Ndegeya is the local name for Weaver Bird.
For many generations, this bird has flocked to the village, adorning it with its artistically elaborate nests. Hence, the locals named the village after the Weaver Birds, reinforcing this environ as a birthplace of creativity and innovation.
A thriving community amidst the beautiful green hills of Masaka, Ndegeya is located 4 miles from the town center. For decades the village has been inhabited by people from different parts of Uganda and across the borders of Rwanda, Tanzania and all the way up to Burundi, contributing to an interesting mix of ethnicities living under one shared culture.

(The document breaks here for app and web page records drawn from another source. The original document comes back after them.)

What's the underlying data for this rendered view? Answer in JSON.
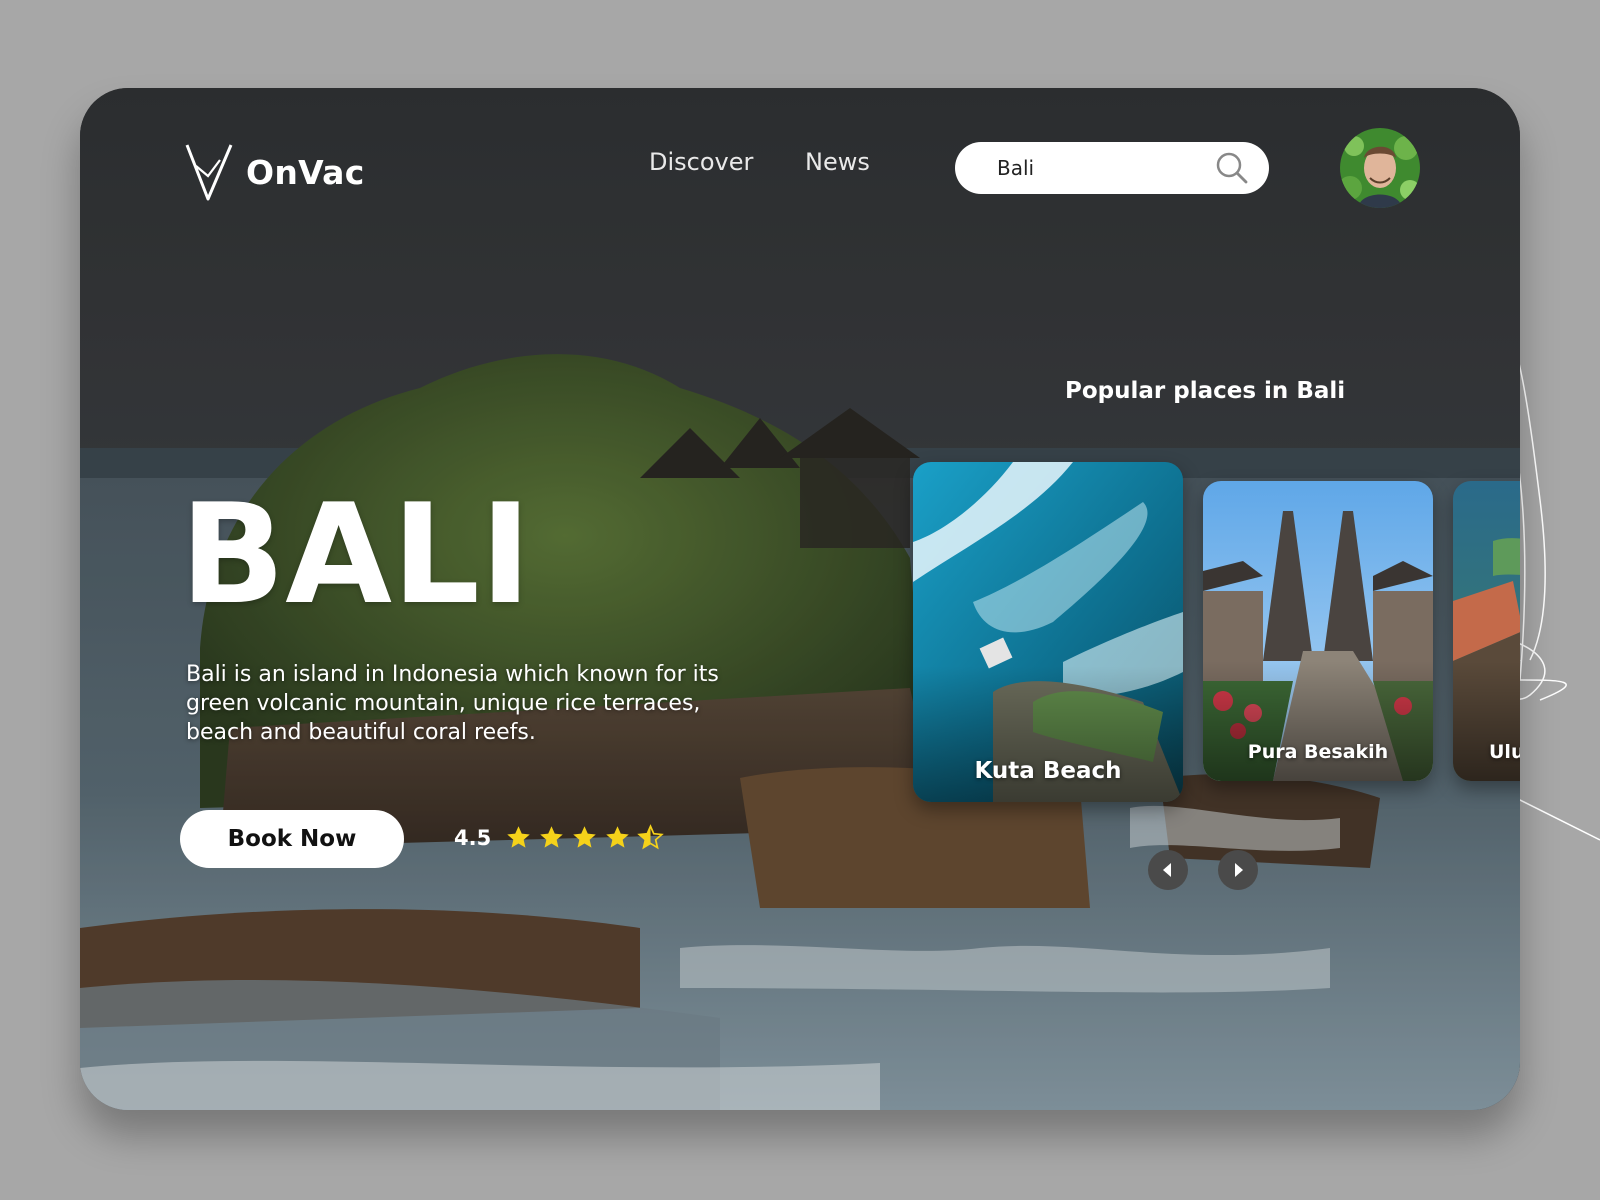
{
  "header": {
    "logo_text": "OnVac",
    "nav": {
      "discover": "Discover",
      "news": "News"
    },
    "search": {
      "value": "Bali",
      "icon": "search-icon"
    },
    "avatar_icon": "user-avatar"
  },
  "hero": {
    "title": "BALI",
    "description": "Bali is an island in Indonesia which known for its green volcanic mountain, unique rice terraces, beach and beautiful coral reefs.",
    "book_button": "Book Now",
    "rating": {
      "value": "4.5",
      "stars": 4.5,
      "max": 5
    }
  },
  "popular": {
    "title": "Popular places in Bali",
    "places": [
      {
        "label": "Kuta Beach"
      },
      {
        "label": "Pura Besakih"
      },
      {
        "label": "Ulu"
      }
    ],
    "prev_icon": "chevron-left-icon",
    "next_icon": "chevron-right-icon"
  },
  "colors": {
    "background": "#a7a7a7",
    "accent_star": "#f5d21a",
    "button_bg": "#ffffff",
    "text_on_image": "#ffffff"
  }
}
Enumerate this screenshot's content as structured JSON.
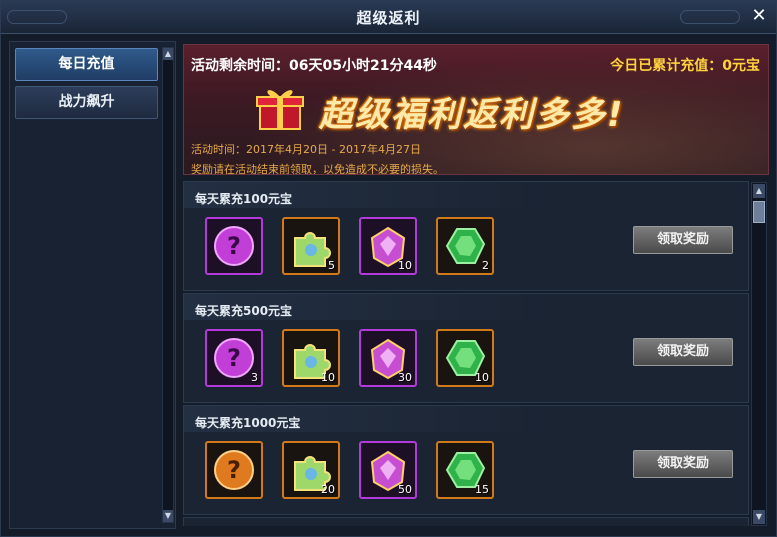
{
  "window": {
    "title": "超级返利",
    "close_label": "✕"
  },
  "sidebar": {
    "items": [
      {
        "label": "每日充值",
        "active": true
      },
      {
        "label": "战力飙升",
        "active": false
      }
    ]
  },
  "banner": {
    "countdown": "活动剩余时间：06天05小时21分44秒",
    "total": "今日已累计充值：0元宝",
    "title": "超级福利返利多多!",
    "event_time": "活动时间：2017年4月20日 - 2017年4月27日",
    "note": "奖励请在活动结束前领取，以免造成不必要的损失。"
  },
  "rewards": [
    {
      "title": "每天累充100元宝",
      "claim_label": "领取奖励",
      "items": [
        {
          "icon": "purple-mystery-orb-icon",
          "count": ""
        },
        {
          "icon": "rainbow-puzzle-icon",
          "count": "5"
        },
        {
          "icon": "purple-gem-icon",
          "count": "10"
        },
        {
          "icon": "green-gem-icon",
          "count": "2"
        }
      ]
    },
    {
      "title": "每天累充500元宝",
      "claim_label": "领取奖励",
      "items": [
        {
          "icon": "purple-mystery-orb-icon",
          "count": "3"
        },
        {
          "icon": "rainbow-puzzle-icon",
          "count": "10"
        },
        {
          "icon": "purple-gem-icon",
          "count": "30"
        },
        {
          "icon": "green-gem-icon",
          "count": "10"
        }
      ]
    },
    {
      "title": "每天累充1000元宝",
      "claim_label": "领取奖励",
      "items": [
        {
          "icon": "orange-mystery-orb-icon",
          "count": ""
        },
        {
          "icon": "rainbow-puzzle-icon",
          "count": "20"
        },
        {
          "icon": "purple-gem-icon",
          "count": "50"
        },
        {
          "icon": "green-gem-icon",
          "count": "15"
        }
      ]
    }
  ],
  "colors": {
    "accent_gold": "#ffd23e",
    "note_orange": "#e7a94a",
    "purple_frame": "#b13ad9",
    "orange_frame": "#d07a19"
  }
}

When artist Collin Sekajugo traveled to visit his paternal grandmother in 2010, he immediately saw the need to revitalize this community whose inhabitants had completely lost hope due to the prevalence of HIV and AIDS, poor education standards, unemployment and growing depopulation. Following his path for "Using art to change lives" in Kigali where he opened Rwanda's first visual art center, this multidisciplinary artist expanded his vision into Uganda with a new initiative. Weaver Bird Foundation (now Ndegeya Foundation) was born to transform Ndegeya into a model village and East African arts destination.
Sekajugo launched this mission by opening the first of its kind in Uganda---a sculpture park with camping facilities called Camp Ndegeya. The services quickly expanded to include a quarterly art camps and workshops conducted by well-established Ugandan artists and others visiting creatives from Kenya, Rwanda and Tanzania.
While Camp Ndegeya slowly became the cornerstone for Ndegeya's regeneration, art ultimately became the driving force for the influx of visitors, potential investors and run-away youth returning to the community to become part of the development process. Nearly seven years later, Camp Ndegeya has attracted throngs of tourists, creatives, as well as art and community enthusiasts to the village who have engaged in various community outreach programs. One notable activity including hosting over 100 Europeans campers during the week long Uganda Marathon/UK-based fundraiser from which Creative Canvas Uganda - a Ndegeya based youth development project was born. A guesthouse is currently being constructed to serve as a retreat and artists-in-residency space for visitors eager to enjoy this special place. During the past five years over fifty families have been positively impacted by the Foundation’s community outreach and programs.